= Work to be completed =
The entries below are to be given back exactly, with images excluded.

= Material provided =
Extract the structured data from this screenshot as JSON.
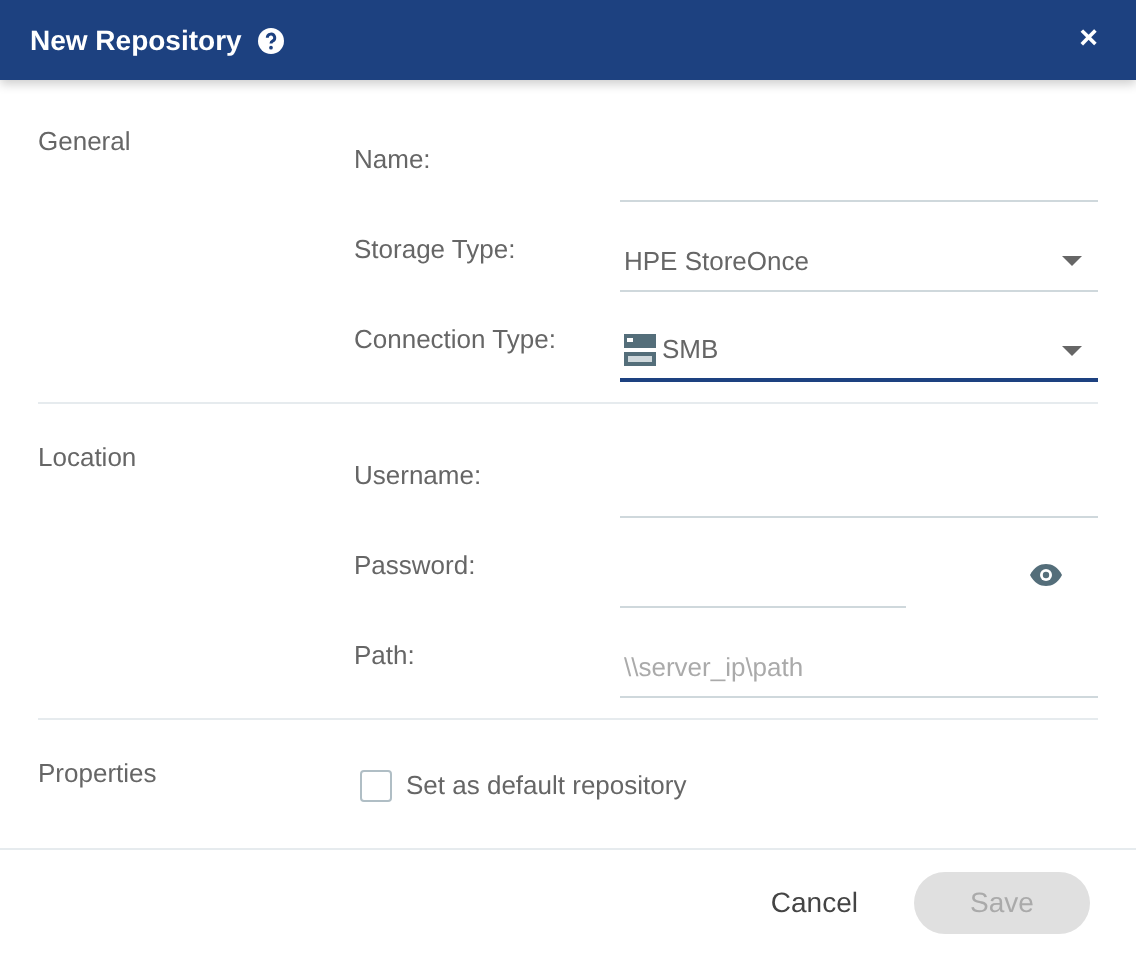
{
  "dialog": {
    "title": "New Repository",
    "close": "×"
  },
  "sections": [
    {
      "label": "General",
      "fields": [
        {
          "kind": "text",
          "label": "Name:"
        },
        {
          "kind": "select",
          "label": "Storage Type:",
          "value": "HPE StoreOnce",
          "focused": false
        },
        {
          "kind": "select",
          "label": "Connection Type:",
          "value": "SMB",
          "has_icon": true,
          "focused": true
        }
      ]
    },
    {
      "label": "Location",
      "fields": [
        {
          "kind": "text",
          "label": "Username:"
        },
        {
          "kind": "password",
          "label": "Password:"
        },
        {
          "kind": "text",
          "label": "Path:",
          "placeholder": "\\\\server_ip\\path"
        }
      ]
    },
    {
      "label": "Properties",
      "fields": [
        {
          "kind": "checkbox",
          "label": "Set as default repository",
          "checked": false
        }
      ]
    }
  ],
  "buttons": [
    {
      "label": "Cancel",
      "kind": "text",
      "disabled": false
    },
    {
      "label": "Save",
      "kind": "filled",
      "disabled": true
    }
  ]
}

= Result of the task =
Extract the structured data from this screenshot as JSON.
{
  "dialog": {
    "title": "New Repository",
    "close": "×"
  },
  "sections": [
    {
      "label": "General",
      "fields": [
        {
          "kind": "text",
          "label": "Name:"
        },
        {
          "kind": "select",
          "label": "Storage Type:",
          "value": "HPE StoreOnce",
          "focused": false
        },
        {
          "kind": "select",
          "label": "Connection Type:",
          "value": "SMB",
          "has_icon": true,
          "focused": true
        }
      ]
    },
    {
      "label": "Location",
      "fields": [
        {
          "kind": "text",
          "label": "Username:"
        },
        {
          "kind": "password",
          "label": "Password:"
        },
        {
          "kind": "text",
          "label": "Path:",
          "placeholder": "\\\\server_ip\\path"
        }
      ]
    },
    {
      "label": "Properties",
      "fields": [
        {
          "kind": "checkbox",
          "label": "Set as default repository",
          "checked": false
        }
      ]
    }
  ],
  "buttons": [
    {
      "label": "Cancel",
      "kind": "text",
      "disabled": false
    },
    {
      "label": "Save",
      "kind": "filled",
      "disabled": true
    }
  ]
}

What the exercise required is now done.